There is a subtle narrative artistry in placing the second creation account in sequence with the first, even if an easy chronological reading is not possible. As the rabbis recognized, the variations suggest a different vantage point: the second creation account speaks from a more human perspective, rather than the cosmic “God’s eye-view” of Gen 1, and provides different views of the relationships of humans, earth, and deity that are a part of human experience.

Is the woman created to be second to the man?

While humanity is created simultaneously in the first creation account, “male and female” (Gen 1:27), the woman is created second in the second creation account. But both the content and the significance of this order in creation is still hotly contested.

Second or Secondary? That the woman is formed second does not, on its own, signify that she is secondary; after all, in the first creation story, humanity was created last in God’s creative acts and its late creation marked it as special, the penultimate event before the Sabbath. In the context of the second creation account, the woman is an answer to a problem: God muses, “It is not good that the man should be alone” (Gen 2:18), and then creates animals; but when those vast and varied animals still do not answer the need for “a helper as [the man’s] partner” (Gen 2:20), God creates the woman. Her arrival, far from being a lesser event, leads the man to exult, “This at last is bone of my bones and flesh of my flesh!” (Gen 2:23)

Woman from Man? Related to this is a more complex ambiguity about the gender of the first being, who is referred to by the Hebrew generic noun for “humankind,” ‘adam, a noun that refers to all people—as opposed to the gender specific noun for “man,” ‘ish, that we see later. But it has also suggested, to early rabbinic and modern interpreters alike, that the first being was sexually undifferentiated, androgynous, or male and female; only later when the woman was created—disambiguated from the first being, really—was there a distinctly male being; this is noted in the man’s first words: “… this one shall be called Woman [‘ishah], for out of Man [‘ish] this one was taken” (Gen 2:23).

Partners? There is another route into understanding the relationship between the first created beings: the first being is described as not having “a helper as a partner” (‘ezer kenegdo) (Gen 2:18). The creation of the woman is the creation of the man’s counterpart; they are complements of one another, even if later religious, legal, and social structures did not accord them equal status.

The second creation account has had a lasting hold on the theological imagination of early and modern interpreters in their view not only of creation, but of gender, sex, and human relations. All of which makes the interpretation of these key points particularly meaningful not only to Jews and Christian but also in wider culture.

  • Martien A. Halvorson-Taylor

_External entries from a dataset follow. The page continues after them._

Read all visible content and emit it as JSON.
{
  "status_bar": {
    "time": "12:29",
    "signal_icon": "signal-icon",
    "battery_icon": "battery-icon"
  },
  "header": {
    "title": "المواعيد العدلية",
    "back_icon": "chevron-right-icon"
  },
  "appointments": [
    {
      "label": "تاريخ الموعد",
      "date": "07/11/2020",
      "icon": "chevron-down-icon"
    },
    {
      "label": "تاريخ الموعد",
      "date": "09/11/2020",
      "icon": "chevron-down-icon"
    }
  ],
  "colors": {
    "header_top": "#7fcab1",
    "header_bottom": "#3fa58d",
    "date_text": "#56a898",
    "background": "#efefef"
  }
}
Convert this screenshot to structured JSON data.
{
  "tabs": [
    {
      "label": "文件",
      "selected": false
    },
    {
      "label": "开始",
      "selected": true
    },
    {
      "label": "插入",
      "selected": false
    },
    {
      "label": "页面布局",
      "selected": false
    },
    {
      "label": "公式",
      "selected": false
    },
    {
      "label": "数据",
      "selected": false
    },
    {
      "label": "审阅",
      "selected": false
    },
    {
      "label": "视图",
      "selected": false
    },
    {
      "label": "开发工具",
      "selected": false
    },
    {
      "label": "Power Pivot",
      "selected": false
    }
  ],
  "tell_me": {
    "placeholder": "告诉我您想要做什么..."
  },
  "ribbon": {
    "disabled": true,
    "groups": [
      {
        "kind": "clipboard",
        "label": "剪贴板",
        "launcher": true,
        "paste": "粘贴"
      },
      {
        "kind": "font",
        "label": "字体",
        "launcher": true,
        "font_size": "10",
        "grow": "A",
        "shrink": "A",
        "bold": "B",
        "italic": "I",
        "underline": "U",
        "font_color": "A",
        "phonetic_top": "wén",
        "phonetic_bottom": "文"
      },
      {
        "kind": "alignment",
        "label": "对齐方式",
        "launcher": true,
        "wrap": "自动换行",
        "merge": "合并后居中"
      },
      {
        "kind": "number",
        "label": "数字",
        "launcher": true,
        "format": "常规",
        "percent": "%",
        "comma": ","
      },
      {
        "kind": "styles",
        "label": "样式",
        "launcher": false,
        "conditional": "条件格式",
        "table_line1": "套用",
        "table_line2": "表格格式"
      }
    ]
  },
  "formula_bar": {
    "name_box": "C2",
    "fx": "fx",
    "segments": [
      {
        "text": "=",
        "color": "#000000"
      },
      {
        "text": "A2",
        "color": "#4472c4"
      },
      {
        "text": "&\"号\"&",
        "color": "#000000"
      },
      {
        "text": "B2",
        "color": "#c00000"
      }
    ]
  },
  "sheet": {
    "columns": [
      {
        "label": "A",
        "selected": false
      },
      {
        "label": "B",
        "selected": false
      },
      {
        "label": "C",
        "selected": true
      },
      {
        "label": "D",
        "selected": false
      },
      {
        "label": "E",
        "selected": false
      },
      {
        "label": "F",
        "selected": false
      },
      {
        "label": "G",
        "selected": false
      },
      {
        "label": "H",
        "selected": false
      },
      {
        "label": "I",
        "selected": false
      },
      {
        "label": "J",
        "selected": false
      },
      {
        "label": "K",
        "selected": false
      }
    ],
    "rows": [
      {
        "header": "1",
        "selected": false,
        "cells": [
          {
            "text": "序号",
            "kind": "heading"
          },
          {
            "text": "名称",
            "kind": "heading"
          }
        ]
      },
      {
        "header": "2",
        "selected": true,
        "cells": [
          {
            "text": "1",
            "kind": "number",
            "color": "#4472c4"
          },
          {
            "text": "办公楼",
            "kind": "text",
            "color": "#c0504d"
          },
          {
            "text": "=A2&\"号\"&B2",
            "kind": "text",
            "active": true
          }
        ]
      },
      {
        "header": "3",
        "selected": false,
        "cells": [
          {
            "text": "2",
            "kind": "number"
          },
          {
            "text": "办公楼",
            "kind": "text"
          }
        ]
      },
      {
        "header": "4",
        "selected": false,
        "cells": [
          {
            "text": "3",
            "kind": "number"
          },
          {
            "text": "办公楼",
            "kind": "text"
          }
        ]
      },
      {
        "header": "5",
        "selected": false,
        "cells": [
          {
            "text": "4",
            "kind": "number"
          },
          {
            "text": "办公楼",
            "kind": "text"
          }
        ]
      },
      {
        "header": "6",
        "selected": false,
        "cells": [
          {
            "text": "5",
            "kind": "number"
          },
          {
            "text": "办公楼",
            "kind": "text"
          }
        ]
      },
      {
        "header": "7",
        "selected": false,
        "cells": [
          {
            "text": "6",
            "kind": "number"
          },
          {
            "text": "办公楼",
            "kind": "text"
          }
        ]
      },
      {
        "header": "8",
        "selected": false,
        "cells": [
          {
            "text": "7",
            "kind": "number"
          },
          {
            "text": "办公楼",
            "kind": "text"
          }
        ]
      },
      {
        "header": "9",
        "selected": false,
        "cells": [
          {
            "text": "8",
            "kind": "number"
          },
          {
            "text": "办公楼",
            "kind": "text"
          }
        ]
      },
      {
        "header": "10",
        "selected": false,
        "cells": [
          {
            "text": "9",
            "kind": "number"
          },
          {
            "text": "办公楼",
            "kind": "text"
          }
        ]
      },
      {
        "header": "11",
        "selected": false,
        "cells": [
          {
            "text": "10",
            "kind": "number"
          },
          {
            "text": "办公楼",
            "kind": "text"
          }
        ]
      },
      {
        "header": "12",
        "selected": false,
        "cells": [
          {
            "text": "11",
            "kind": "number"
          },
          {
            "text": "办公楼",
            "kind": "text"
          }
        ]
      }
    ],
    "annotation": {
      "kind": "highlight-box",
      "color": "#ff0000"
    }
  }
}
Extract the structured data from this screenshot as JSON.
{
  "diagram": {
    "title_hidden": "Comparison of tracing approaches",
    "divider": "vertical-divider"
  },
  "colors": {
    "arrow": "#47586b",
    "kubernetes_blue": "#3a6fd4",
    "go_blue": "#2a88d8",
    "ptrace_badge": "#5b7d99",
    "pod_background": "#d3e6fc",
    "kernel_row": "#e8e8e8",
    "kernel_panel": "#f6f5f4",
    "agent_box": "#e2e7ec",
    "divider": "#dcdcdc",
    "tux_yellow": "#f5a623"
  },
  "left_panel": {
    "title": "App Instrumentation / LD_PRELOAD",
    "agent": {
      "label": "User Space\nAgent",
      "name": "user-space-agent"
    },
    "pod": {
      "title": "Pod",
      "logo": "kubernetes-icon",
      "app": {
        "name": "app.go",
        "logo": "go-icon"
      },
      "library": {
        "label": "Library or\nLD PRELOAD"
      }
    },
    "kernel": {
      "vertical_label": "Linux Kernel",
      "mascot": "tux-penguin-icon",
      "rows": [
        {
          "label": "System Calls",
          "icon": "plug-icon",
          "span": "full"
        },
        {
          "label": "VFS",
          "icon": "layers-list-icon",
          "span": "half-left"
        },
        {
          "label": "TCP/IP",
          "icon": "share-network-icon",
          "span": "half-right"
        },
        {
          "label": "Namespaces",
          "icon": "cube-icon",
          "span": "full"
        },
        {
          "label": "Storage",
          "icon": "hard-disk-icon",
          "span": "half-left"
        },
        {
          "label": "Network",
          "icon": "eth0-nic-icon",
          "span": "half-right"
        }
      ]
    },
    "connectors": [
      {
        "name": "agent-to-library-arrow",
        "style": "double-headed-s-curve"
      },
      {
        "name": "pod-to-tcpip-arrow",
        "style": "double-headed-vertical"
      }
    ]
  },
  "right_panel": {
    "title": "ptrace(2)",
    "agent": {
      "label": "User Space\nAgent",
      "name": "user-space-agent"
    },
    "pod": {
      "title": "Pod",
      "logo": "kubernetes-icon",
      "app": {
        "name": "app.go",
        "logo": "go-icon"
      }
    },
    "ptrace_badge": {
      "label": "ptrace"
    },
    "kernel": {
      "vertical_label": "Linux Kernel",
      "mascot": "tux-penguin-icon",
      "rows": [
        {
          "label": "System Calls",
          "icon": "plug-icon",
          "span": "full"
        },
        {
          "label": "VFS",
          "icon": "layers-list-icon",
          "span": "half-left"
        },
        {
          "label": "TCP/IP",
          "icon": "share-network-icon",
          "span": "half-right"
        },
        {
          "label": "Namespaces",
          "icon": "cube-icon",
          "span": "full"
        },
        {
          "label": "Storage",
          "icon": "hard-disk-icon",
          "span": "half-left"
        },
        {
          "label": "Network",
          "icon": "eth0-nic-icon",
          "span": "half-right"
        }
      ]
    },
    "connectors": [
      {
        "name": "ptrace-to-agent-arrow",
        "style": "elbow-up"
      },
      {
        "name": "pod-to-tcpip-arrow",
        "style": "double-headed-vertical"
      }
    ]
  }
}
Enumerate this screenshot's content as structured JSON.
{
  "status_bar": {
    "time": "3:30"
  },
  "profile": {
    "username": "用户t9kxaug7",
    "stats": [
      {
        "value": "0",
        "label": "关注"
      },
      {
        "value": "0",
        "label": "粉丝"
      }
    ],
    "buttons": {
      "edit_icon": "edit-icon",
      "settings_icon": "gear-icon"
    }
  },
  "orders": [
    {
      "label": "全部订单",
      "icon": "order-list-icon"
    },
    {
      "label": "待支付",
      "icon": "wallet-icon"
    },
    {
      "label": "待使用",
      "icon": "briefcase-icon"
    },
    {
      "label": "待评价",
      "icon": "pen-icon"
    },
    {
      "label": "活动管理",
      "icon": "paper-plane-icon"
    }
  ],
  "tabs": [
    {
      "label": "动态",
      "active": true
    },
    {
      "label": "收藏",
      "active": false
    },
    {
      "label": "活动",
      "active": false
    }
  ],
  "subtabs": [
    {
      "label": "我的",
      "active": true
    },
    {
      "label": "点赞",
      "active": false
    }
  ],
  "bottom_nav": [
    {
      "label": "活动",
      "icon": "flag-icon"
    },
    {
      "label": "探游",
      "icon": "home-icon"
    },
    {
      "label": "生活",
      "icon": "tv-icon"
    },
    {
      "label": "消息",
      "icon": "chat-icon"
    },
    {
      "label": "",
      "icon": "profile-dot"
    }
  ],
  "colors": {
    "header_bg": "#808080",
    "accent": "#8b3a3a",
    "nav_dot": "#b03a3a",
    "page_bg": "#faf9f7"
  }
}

    Martien A. Halvorson-Taylor is an associate professor and an award-winning teacher at the University of Virginia. She is the author of Enduring Exile: The Metaphorization of Exile in the Hebrew Bible (Brill, 2011) and is currently working on a book on the Song of Songs.